Purpose of review: Stress incontinence in men is still a common problem after surgical treatment of prostatic disease. This article reviews the techniques and results of recently described surgical slings available to treat male stress incontinence.
Recent findings: Medium-term follow-up (mean 3–4 years) of patients treated with bone-anchored slings has been recently published, suggesting a success rate (cured or improved) of 70–80%. Short-term follow-up (mean of 6–12 months) of transobturator retrourethral slings demonstrates a success rate of 62–83%. Novel sling designs include mechanisms to manipulate the tension postoperatively and inside-out transobturator trocar passage. Common complications associated with slings are acute urinary retention and perineal pain. Rare complications include urethral erosion and infection. Retropubic approaches are associated with a risk of bladder perforation.
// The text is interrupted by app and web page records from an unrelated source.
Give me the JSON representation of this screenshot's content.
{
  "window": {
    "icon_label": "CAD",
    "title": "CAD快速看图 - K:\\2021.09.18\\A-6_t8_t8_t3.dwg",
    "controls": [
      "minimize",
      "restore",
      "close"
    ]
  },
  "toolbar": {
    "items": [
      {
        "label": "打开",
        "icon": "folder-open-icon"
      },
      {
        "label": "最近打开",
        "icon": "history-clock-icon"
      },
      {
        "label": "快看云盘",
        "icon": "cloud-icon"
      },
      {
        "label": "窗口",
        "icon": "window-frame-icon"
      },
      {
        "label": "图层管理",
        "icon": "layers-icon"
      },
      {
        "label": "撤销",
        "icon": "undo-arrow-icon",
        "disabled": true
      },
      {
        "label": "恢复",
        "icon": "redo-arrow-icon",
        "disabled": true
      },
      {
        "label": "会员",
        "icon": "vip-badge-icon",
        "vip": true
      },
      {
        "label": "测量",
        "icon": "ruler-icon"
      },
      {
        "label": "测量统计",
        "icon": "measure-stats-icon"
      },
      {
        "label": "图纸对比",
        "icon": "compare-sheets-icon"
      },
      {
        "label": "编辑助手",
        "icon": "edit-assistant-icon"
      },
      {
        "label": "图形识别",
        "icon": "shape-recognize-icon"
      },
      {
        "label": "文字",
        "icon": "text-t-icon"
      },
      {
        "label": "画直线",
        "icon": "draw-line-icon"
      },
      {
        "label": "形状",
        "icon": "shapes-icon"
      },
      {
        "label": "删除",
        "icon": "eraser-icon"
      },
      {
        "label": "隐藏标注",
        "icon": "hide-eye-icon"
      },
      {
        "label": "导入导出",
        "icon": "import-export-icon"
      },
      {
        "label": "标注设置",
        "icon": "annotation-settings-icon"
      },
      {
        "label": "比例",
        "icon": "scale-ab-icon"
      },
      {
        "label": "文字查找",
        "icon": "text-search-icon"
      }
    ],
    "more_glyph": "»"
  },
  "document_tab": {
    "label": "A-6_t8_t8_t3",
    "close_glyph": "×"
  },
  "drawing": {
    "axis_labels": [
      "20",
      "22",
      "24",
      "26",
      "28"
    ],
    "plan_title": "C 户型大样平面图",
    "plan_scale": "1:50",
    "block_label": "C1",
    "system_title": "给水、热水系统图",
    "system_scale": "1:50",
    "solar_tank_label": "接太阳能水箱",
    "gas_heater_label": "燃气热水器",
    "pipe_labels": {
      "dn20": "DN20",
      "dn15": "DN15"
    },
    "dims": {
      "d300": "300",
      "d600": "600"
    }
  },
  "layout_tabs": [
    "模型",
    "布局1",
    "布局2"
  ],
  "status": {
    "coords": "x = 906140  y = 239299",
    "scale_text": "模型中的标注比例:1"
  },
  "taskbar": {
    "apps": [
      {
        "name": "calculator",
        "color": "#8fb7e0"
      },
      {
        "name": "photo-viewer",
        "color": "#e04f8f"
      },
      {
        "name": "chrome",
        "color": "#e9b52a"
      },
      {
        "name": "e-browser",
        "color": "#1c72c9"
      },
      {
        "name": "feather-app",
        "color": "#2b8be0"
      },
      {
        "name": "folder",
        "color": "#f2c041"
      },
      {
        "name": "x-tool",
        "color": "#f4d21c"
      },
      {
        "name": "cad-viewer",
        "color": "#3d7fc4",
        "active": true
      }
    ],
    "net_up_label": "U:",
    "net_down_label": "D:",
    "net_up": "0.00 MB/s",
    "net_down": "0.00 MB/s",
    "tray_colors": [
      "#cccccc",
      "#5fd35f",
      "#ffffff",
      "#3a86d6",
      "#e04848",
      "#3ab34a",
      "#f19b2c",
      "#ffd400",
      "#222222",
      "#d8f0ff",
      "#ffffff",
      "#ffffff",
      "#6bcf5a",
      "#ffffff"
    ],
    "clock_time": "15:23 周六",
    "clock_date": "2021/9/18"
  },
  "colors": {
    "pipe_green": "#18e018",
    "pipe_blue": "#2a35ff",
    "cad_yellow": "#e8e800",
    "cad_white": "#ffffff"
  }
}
Summary: Male slings are a valid option for treating male stress incontinence, and do offer several advantages over the artificial urinary sphincter. However, long-term data and multicenter series are needed in order to compare directly with the artificial urinary sphincter.